‘Trapped’ presentation illustrates online dangers and reality of human trafficking
A presentation and panel discussion were held Wednesday in an effort to elaborate on the dangers surrounding bullying/cyber bullying, the dangers of the dark web and how the Internet is used for human trafficking.
Entitled, ‘Trapped-Dangers Lurking in the Digital World’, the 2 1/2-hour presentation provided those in attendance with firsthand accounts of human trafficking incidents from Chris Carpenter of TBI and Aaron Thompson of Homeland Security in addition to heartfelt student testimonials of bullying and its echoed effect on their lives.

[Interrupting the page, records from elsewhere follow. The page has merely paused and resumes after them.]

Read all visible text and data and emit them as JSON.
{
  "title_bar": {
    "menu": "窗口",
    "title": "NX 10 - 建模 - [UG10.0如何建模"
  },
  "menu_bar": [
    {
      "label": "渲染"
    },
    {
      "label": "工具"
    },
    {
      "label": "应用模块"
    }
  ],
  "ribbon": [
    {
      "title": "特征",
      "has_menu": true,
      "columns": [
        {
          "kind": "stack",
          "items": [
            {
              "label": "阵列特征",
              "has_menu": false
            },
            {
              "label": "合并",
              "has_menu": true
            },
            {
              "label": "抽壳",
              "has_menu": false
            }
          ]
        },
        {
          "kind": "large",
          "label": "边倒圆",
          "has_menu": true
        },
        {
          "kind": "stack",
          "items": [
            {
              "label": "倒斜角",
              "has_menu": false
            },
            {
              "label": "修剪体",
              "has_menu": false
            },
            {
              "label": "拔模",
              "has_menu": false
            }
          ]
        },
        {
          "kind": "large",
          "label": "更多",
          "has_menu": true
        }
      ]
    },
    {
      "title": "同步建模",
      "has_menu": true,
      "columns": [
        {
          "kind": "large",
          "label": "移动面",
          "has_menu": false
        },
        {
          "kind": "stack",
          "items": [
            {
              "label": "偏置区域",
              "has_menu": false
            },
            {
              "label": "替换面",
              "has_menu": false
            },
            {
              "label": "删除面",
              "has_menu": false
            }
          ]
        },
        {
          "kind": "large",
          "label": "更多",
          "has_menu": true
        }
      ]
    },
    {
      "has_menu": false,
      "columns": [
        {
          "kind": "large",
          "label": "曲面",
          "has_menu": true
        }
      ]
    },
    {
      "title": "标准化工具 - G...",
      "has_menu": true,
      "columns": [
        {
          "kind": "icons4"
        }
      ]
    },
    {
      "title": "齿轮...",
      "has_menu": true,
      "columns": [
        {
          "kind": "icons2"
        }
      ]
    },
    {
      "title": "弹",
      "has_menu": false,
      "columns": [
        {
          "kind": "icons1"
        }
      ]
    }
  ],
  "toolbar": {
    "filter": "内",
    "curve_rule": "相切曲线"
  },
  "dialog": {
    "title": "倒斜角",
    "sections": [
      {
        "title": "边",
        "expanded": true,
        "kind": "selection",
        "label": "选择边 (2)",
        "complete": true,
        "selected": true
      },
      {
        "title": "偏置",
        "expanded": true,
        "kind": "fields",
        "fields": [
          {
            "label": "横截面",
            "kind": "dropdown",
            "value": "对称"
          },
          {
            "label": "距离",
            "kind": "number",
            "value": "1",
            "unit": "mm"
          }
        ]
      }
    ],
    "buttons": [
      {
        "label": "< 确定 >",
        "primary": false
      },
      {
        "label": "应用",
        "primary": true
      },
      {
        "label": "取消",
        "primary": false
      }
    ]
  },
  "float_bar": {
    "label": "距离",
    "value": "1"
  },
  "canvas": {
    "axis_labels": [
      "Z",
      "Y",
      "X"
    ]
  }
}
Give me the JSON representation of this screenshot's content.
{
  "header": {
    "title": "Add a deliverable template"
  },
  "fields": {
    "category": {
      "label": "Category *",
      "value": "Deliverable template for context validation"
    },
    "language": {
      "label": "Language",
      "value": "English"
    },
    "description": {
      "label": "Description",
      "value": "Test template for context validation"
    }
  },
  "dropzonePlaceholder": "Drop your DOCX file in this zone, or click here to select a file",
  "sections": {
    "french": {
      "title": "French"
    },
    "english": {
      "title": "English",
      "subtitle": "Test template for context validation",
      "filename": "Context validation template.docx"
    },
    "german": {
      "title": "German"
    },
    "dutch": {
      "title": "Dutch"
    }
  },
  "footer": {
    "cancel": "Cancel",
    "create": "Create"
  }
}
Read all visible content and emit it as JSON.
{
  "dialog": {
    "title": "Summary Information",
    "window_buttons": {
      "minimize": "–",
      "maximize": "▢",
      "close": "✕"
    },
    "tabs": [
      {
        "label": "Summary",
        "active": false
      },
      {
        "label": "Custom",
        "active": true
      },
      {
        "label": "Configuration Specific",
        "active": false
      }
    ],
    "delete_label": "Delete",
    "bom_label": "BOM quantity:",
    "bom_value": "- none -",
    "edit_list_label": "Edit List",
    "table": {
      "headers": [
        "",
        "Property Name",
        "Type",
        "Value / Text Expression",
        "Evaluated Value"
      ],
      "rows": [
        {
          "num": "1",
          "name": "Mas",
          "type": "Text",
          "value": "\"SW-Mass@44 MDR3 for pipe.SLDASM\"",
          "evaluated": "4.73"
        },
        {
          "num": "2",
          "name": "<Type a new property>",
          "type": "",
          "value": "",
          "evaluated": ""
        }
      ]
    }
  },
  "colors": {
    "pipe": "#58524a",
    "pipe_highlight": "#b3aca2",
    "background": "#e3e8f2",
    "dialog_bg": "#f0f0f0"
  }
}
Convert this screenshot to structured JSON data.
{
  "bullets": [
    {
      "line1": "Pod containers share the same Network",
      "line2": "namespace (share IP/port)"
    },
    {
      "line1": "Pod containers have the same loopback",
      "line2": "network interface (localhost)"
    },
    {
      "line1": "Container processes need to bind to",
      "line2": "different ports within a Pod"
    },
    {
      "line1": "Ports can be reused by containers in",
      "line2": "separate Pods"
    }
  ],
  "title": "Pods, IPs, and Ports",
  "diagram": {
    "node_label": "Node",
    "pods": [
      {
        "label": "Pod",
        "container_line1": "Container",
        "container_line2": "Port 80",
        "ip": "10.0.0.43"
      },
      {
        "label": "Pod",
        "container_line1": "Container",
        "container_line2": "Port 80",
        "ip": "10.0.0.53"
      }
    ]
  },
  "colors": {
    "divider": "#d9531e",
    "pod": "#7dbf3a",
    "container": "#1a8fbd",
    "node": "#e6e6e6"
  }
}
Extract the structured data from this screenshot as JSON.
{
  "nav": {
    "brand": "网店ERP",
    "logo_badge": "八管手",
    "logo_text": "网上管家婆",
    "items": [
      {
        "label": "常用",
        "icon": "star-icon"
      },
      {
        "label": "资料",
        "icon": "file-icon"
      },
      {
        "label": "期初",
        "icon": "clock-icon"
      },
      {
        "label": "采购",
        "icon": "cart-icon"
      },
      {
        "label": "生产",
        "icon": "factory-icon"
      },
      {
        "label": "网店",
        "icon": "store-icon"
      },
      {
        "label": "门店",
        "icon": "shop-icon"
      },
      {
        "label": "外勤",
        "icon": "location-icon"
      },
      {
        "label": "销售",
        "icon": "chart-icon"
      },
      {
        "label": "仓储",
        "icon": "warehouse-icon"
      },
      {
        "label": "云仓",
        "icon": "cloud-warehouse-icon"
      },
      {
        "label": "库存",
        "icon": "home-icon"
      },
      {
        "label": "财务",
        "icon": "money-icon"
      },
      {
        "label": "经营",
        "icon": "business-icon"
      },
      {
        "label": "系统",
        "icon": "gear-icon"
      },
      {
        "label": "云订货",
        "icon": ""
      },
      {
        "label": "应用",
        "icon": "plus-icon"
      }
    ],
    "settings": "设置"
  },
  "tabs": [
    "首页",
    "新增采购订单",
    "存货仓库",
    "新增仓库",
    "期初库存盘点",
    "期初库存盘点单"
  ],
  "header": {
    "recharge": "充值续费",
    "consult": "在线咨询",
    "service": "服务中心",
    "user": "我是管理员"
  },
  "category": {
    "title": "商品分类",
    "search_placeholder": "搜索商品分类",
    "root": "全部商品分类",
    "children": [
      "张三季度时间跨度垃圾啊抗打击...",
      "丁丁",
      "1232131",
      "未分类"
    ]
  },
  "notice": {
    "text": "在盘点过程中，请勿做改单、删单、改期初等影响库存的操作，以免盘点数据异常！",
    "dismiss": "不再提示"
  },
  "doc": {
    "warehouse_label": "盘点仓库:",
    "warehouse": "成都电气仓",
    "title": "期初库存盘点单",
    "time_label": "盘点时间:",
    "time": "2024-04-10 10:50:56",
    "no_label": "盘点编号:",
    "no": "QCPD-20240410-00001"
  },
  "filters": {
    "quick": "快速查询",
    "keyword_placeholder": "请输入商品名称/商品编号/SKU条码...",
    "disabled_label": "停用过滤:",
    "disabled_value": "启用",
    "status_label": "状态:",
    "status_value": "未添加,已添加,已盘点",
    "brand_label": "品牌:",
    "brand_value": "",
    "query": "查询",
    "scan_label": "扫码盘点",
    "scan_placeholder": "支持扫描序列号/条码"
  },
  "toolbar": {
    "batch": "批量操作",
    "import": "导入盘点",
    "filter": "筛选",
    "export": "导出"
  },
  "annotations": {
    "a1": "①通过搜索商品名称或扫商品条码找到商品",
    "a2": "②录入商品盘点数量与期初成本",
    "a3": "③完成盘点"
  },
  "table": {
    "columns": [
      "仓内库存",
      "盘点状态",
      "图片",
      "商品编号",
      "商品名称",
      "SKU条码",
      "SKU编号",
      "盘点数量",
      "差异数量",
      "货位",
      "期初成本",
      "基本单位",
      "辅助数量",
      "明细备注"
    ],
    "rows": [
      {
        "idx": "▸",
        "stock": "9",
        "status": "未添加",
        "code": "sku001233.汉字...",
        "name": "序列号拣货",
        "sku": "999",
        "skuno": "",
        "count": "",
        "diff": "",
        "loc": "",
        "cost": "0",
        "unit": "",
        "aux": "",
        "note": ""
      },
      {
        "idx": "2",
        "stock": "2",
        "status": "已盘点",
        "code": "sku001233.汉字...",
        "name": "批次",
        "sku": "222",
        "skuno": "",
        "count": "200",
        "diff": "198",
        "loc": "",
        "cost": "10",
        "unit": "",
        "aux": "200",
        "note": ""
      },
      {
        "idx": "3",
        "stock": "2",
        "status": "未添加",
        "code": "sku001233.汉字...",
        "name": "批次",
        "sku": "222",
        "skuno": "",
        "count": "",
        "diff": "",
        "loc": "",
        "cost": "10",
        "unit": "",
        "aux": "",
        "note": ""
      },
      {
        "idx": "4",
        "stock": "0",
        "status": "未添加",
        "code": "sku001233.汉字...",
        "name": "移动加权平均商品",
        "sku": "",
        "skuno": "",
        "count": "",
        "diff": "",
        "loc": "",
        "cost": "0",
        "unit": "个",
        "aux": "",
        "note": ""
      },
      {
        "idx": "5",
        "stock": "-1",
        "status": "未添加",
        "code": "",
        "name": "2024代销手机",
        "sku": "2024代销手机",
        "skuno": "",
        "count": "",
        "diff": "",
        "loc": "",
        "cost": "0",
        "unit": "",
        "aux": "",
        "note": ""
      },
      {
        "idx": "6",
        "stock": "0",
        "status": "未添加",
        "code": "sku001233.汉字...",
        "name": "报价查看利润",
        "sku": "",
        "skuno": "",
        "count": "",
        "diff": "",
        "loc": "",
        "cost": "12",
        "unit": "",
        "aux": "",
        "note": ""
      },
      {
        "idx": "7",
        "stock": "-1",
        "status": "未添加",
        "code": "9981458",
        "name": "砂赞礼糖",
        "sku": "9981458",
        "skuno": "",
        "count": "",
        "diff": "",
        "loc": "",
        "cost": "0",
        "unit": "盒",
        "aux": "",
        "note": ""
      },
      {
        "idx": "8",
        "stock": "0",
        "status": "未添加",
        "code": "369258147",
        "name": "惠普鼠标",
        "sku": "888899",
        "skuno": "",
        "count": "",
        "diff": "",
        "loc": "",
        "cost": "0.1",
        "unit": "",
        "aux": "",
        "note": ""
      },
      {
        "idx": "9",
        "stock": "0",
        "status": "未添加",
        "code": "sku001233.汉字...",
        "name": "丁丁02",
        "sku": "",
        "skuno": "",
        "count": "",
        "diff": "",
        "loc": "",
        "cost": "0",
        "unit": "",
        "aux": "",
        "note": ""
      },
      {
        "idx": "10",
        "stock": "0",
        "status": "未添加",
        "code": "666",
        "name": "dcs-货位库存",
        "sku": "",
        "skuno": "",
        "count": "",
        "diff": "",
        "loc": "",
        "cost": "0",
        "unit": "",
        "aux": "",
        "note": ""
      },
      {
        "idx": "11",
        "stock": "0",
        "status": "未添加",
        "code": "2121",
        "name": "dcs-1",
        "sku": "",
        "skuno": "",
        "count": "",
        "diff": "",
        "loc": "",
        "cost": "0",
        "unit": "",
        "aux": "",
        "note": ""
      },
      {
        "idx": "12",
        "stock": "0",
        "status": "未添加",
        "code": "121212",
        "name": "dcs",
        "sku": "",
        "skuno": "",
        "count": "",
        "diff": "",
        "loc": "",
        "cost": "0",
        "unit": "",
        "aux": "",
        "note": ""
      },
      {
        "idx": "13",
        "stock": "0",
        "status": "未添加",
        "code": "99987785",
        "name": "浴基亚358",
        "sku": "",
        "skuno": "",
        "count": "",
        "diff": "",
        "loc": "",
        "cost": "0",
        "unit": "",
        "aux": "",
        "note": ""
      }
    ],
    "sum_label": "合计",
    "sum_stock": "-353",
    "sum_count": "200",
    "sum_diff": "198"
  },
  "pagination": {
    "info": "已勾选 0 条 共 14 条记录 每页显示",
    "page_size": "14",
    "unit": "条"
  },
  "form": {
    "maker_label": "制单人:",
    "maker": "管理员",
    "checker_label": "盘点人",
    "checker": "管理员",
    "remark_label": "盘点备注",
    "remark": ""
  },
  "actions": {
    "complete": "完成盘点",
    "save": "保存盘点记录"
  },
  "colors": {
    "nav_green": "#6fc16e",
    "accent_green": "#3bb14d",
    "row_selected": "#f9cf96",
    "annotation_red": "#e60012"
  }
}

Hosted at the Lannom Center, the event opened with the live-panel student discussion, where parents, members of school faculty, and others listened to testimonials surrounding the hard facts of bullying and the detriment caused by student cliques targeting, who sometimes target fellow students coming from low-income families. Illustrated by another student were incidents of bullying in which students were alienated from social media forums.
From being bullied to becoming the bully, the cycle of verbal, emotional, and sometimes-physical abuse is in some instances perpetuated as victimized students lash out against their abuser. This was the story of at least two students on the panel, who have spent numerous years subjected to school bullying.
And while each of the students were able to overcome their own personal struggle, Thompson says this just isn’t always the case, as some children end up taking their own lives in order to escape victimization. These dire situations urge parents and teachers to take more proactive measures when addressing and preventing bullying in homes and schools.
Closing the live-panel discussion, teachers asked students to consider ways in which the student body could help them to find ways in which to tackle current bullying issues.
Opening the second half of the presentation, Carpenter and Thompson discussed the presence of human trafficking and online predators throughout the state of Tennessee, including reports of child trafficking, which occurred right here in Dyer County.
According to Carpenter, roughly 1,000 children are trafficked through the state each year, with most children taken from rural areas. The average age of children trafficked is 13 years old.
Traffickers oftentimes find their victims through: clubs/bars, Internet, streets, shopping area, foster care, advertisements, schools and social media.
TBI research has shown that 82-percent of predators target children through social media networking, recruiting children with promises of love, protection, adventure, money and stability.
Thompson says many predators will even attempt to reach out to children through online gaming forums. After building trust, they may then advise the child to download social media apps in an effort to lure them into meeting or sending photographs.
TBI and Homeland Security encourage parents to prevent the chance of their child being targeted by predators by observing the following:
• Be a parent, not a friend
• Be active in your child’s life
• Protect your child from being alone at events/travel
• Check emails/texts/ snaps/technology
• Screen relationships/friends
• Know where they are (Tracker apps)
• Consider code words or text symbols
• Have set check-in times
• Discuss party rules
• Talk to your child about relationships
• Teach your child warning signs
• Call the police
• Set up online privacy settings
• Install filtering/monitoring software
• Look at individual phone apps
• Explore built-in security features
• Help your child create a strong online password
This event is in cooperation with Dyersburg and Dyer County Coordinated School Health, Life Choices of Dyersburg, Dyer County Health Department, Dyer County Health Alliance, Tennessee Bureau of Investigation and the Department of Homeland Security.